Some possible rewards for playing chicken with the debt ceiling are:
  • They might exert pressure on Republicans to agree with their spending plans or at the very least refrain from obstructing them by threatening default.
  • They might make use of the debt ceiling to inform the public about the distinction between borrowing and spending as well as how their policies will strengthen the economy and lessen inequality.
  • They may utilize the debt ceiling to galvanize their support base and turn out voters in time for the upcoming midterm elections.

Some possible drawbacks of playing chicken with the debt ceiling are:
  • They could be held responsible for any unfavorable effects of a default or a close call, such as increased interest rates, decreased credit ratings, market turbulence, and decreased faith in the government.
  • They might annoy moderate voters by portraying them as careless or reckless with the nation's money.
  • They can encounter opposition from other members of their own party who don't share their goals for expenditure or strategy.

Republicans: Despite being in the minority in both houses of Congress, the Republicans still have some sway over the debt ceiling debate because they have the ability to filibuster any legislation in the Senate that would raise or suspend it. They also have differing ideas on the nation's fiscal strategy, favoring lower taxes, a smaller, less intrusive government, and less regulation.

Some possible rewards for playing chicken with the debt ceiling are:
  • The fear of default might be used to pressure Democrats into reducing their spending commitments or accepting expenditure cutbacks or other reforms.
  • They might use the debt ceiling as an opportunity to attack Democrats for misusing, wasting, and being socialist with tax dollars.
  • They may utilize the debt ceiling to galvanize their support base and turn out voters in time for the upcoming midterm elections.

Some possible drawbacks of playing chicken with the debt ceiling are:
  • They might be perceived as politicized, obstructionist, and unpatriotic for endangering the nation's security and creditworthiness.
  • If they are seen as hypocritical or inconsistent for opposing debt rises during Democratic regimes but supporting them under Republican ones, they risk losing their credibility as fiscal conservatives.
  • They might encounter opposition from members of their own party who might favor a less authoritarian or cooperative style of rule.


In conclusion, both parties may want to avoid playing chicken with the debt ceiling because it could have both favorable and unfavorable consequences for their political futures.

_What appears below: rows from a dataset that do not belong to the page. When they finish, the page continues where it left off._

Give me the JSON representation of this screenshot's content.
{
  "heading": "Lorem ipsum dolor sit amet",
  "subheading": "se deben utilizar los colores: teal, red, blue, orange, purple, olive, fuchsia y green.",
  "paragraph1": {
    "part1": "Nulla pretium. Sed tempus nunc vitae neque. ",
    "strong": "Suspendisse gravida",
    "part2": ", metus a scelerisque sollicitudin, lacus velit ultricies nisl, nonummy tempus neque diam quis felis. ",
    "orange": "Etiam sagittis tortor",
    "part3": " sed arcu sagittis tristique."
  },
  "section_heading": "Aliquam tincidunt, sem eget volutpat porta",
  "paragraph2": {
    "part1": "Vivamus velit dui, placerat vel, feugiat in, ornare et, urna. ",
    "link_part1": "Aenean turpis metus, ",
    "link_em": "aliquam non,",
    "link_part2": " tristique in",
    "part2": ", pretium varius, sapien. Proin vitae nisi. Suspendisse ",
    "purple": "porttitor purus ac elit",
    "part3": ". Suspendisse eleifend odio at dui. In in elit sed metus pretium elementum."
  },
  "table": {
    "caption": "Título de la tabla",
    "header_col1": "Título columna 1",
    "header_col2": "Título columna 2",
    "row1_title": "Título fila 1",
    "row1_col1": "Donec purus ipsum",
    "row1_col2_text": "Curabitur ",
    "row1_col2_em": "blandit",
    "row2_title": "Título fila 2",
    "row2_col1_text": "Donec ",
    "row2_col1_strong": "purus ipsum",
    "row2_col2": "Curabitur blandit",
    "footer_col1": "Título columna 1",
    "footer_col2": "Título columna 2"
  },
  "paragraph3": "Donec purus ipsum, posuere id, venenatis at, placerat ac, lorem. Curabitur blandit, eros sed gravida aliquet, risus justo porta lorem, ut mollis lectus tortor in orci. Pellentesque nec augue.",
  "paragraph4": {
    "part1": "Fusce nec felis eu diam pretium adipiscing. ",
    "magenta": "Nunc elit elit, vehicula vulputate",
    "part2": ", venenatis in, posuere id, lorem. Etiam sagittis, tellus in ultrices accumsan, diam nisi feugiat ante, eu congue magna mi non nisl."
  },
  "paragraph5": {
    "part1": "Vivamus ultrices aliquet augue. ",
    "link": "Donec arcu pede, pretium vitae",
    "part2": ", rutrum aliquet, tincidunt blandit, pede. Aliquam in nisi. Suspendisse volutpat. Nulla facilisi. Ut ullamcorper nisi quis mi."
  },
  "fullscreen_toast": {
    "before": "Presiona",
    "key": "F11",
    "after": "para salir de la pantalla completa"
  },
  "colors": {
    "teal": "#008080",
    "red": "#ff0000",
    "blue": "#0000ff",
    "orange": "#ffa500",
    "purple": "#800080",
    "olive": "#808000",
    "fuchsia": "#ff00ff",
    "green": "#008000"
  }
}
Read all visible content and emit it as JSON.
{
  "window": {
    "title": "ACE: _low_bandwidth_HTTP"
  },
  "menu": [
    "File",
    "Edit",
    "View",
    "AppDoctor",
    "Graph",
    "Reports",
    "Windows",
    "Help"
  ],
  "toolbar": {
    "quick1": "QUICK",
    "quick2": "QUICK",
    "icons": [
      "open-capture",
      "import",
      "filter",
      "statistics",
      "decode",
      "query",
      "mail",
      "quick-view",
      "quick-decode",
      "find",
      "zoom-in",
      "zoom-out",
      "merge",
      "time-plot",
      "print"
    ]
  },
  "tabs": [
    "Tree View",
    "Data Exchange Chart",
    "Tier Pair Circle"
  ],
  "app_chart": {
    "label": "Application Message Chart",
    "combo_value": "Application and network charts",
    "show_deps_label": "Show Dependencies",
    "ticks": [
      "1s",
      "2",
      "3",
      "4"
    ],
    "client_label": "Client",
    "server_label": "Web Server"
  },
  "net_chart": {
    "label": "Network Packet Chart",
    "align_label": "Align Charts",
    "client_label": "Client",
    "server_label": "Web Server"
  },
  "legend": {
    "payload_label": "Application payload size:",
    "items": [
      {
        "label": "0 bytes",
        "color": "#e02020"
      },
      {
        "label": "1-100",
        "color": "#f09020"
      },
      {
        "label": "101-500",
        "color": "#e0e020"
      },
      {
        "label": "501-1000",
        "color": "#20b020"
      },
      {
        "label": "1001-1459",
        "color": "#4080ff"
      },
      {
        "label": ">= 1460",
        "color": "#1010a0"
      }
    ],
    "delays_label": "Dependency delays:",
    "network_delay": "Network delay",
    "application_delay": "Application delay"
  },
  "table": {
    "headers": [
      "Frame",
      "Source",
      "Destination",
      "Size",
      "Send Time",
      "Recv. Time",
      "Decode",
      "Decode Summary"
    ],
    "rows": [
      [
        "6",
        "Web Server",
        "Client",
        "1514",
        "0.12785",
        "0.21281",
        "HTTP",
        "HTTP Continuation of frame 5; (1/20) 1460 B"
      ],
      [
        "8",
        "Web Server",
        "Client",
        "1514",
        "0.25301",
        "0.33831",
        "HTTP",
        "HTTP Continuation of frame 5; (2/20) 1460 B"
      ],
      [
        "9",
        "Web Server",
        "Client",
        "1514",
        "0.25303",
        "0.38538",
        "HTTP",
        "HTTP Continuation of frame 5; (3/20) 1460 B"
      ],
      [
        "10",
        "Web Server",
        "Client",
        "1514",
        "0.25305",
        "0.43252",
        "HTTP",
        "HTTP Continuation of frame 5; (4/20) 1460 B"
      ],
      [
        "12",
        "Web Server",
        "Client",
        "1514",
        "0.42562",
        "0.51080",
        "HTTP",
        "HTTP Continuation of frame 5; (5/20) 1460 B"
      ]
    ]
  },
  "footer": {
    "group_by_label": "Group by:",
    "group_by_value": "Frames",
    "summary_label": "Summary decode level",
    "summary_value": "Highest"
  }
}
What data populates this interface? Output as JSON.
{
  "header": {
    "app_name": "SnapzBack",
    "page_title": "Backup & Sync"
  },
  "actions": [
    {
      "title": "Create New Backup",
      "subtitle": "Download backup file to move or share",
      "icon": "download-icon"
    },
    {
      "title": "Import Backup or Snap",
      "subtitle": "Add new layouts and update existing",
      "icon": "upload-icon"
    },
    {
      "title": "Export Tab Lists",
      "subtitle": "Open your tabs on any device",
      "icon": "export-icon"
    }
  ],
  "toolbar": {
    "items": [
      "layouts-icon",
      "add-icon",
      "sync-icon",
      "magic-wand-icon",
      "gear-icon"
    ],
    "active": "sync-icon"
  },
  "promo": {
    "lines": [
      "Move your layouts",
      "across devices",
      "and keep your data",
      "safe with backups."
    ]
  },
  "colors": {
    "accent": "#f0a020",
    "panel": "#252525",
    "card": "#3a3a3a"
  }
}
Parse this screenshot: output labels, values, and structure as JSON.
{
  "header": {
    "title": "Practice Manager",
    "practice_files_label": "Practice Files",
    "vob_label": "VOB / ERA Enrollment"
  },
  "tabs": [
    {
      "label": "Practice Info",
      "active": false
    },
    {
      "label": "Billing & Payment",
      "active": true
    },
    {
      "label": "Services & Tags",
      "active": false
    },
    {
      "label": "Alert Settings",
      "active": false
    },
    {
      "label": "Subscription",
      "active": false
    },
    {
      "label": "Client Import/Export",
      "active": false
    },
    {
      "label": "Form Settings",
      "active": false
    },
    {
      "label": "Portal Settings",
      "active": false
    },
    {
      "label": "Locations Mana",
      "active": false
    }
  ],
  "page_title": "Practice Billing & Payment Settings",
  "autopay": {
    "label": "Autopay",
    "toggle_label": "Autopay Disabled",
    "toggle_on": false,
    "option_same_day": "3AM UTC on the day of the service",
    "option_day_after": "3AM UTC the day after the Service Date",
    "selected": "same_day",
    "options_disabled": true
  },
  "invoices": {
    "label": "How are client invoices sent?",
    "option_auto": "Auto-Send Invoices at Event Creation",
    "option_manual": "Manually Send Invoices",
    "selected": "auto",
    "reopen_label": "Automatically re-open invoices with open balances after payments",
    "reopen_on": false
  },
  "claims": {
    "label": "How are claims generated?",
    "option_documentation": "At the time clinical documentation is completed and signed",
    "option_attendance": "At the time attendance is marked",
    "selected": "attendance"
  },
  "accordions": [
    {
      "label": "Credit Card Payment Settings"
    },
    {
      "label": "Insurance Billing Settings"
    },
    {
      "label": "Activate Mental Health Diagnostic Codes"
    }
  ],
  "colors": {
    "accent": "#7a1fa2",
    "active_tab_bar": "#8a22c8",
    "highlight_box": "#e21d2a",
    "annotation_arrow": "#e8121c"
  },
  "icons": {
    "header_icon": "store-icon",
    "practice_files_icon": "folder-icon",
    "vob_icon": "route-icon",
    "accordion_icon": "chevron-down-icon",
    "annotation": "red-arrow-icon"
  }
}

The outcome could be influenced by how well they convey their ideas, how they conduct discussions and compromises, and how they handle criticism and public opinion. We have maintained that playing chicken with the debt ceiling is a risky and careless game that imperils the country's creditworthiness, standing, and stability.

To avoid such a catastrophic outcome, we have proposed some possible solutions that could break the impasse and prevent a default. These include:
  • Removing the debt ceiling entirely because it has no real use and merely leads to unneeded angst and brinksmanship.
  • Implementing a rule-based strategy that automatically changes the debt cap to reflect the objectives of fiscal policy and the state of the economy.
  • Giving the executive branch the power to increase the debt ceiling, subject to congressional approval or override.
  • The Treasury is given permission to issue debt above the cap by using the 14th Amendment, which provides that the legitimacy of the public debt cannot be contested.
  • Creating additional borrowing capacity by issuing a platinum coin with a face value of at least $1 trillion and depositing it with the Federal Reserve.

Any of these alternatives, in our opinion, would be preferable to the possibility of a default, which may have disastrous and long-lasting implications on the economies of the United States and the rest of the globe. We implore the President and Congress to take prompt, responsible action to increase the debt ceiling before it's too late.